> What you need to do: Report how many lines in the records carry the string "this", and give no further text.

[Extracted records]
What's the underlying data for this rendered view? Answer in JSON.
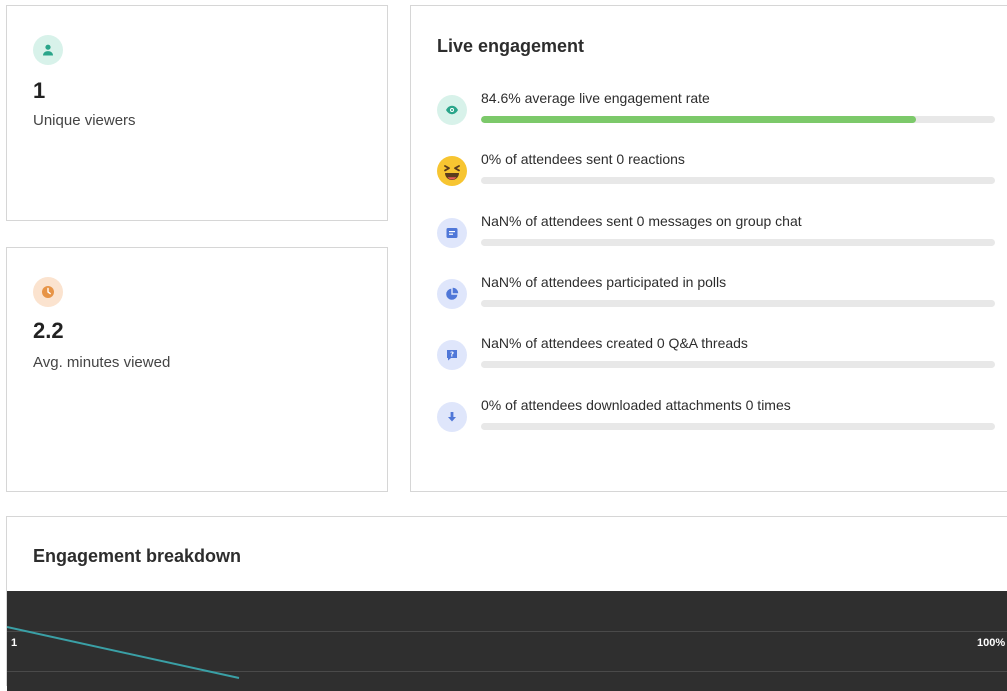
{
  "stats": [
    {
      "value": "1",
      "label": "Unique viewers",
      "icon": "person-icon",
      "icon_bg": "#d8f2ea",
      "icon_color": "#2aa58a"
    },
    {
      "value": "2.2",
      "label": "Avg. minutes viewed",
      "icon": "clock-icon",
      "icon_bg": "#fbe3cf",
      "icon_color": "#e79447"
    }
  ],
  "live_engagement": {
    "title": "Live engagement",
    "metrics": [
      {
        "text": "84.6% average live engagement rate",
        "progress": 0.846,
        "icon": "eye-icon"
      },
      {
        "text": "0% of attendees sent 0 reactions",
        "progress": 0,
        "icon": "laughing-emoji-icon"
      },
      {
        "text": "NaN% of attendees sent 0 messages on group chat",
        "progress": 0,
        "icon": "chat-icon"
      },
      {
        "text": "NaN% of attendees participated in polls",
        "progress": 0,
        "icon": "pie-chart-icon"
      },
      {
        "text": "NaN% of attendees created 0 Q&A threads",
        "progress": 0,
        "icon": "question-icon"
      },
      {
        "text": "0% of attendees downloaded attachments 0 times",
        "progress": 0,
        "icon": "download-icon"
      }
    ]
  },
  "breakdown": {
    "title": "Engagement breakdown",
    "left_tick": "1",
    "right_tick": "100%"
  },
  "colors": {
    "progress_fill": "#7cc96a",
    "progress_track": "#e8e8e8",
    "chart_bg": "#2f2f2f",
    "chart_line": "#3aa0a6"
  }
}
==
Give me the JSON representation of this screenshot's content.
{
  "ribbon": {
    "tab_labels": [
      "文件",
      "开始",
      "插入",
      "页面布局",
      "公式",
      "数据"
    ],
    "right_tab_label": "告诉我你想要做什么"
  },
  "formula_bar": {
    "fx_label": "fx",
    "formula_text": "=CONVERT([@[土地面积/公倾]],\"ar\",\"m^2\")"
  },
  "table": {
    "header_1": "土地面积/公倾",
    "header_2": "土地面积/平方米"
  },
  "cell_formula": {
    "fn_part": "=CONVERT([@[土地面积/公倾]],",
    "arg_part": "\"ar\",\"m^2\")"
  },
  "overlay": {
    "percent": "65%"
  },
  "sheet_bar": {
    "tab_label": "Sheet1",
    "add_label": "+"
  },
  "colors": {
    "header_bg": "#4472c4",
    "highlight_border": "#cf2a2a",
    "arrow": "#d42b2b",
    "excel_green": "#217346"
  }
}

> Exercise answer: 2